Aim of the exercise:
Report every line of the records that includes the word "name".

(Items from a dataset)
▬▬▬▬▬▬

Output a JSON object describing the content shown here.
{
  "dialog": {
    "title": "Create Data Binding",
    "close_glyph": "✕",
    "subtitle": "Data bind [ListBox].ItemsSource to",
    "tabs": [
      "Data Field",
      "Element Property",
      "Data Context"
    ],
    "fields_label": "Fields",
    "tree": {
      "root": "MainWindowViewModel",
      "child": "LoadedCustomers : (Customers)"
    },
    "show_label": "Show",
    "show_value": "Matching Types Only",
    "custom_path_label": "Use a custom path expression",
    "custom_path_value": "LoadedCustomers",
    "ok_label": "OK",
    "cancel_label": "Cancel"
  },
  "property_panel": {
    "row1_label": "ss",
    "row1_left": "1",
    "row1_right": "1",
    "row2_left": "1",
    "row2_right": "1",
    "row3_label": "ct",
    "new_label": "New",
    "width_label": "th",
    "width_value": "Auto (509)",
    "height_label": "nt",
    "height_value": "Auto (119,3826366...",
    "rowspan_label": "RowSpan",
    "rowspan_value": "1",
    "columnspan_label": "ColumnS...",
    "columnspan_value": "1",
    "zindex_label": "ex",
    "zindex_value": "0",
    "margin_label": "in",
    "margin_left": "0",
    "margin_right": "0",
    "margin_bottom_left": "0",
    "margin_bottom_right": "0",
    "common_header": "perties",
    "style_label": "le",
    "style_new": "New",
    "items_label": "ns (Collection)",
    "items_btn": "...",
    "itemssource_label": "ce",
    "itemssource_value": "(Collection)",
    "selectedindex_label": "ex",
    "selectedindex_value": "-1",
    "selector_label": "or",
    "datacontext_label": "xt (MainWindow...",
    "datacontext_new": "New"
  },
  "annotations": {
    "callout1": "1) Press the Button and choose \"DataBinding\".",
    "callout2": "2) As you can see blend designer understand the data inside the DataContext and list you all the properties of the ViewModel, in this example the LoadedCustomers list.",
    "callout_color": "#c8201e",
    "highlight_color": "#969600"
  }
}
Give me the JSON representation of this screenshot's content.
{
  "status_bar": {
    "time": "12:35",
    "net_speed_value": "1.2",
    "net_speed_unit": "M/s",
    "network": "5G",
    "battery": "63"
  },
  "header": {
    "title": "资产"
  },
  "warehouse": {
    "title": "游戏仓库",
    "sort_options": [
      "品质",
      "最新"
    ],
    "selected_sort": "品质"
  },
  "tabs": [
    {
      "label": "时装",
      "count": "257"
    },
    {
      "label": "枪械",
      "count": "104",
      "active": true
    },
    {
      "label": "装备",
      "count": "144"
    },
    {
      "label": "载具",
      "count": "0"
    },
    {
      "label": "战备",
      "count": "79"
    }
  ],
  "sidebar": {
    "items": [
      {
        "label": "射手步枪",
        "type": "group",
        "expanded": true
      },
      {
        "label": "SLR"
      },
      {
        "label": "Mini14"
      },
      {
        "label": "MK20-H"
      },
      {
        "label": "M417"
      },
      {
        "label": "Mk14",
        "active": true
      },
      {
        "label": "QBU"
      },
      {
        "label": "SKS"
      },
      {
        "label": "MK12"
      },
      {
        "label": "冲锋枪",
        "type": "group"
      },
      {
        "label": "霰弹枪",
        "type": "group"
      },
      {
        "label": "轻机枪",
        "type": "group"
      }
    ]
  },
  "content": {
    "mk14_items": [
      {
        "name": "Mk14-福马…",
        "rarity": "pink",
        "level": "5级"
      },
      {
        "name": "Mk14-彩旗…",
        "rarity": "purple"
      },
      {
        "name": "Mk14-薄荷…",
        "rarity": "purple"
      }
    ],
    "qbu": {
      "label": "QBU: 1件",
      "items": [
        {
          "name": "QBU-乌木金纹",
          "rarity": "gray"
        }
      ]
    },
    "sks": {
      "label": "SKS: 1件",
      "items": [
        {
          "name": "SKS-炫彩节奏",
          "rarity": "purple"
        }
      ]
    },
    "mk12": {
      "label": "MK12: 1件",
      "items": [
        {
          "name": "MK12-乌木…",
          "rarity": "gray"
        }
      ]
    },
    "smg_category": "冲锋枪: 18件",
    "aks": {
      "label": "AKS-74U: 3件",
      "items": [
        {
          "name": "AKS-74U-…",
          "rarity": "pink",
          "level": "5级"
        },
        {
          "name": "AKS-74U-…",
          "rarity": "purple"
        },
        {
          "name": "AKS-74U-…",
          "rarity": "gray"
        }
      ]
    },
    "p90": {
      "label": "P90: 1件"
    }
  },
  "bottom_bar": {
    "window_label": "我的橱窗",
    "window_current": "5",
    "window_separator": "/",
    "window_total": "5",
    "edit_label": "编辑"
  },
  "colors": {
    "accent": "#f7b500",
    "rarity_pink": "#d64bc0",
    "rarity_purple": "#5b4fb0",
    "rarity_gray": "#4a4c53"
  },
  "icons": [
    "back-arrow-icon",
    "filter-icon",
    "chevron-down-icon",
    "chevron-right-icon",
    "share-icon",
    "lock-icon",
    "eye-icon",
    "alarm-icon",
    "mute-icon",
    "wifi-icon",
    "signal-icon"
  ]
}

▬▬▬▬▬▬

Exercise response:
        "name": "Mk14-福马…",
        "name": "Mk14-彩旗…",
        "name": "Mk14-薄荷…",
          "name": "QBU-乌木金纹",
          "name": "SKS-炫彩节奏",
          "name": "MK12-乌木…",
          "name": "AKS-74U-…",
          "name": "AKS-74U-…",
          "name": "AKS-74U-…",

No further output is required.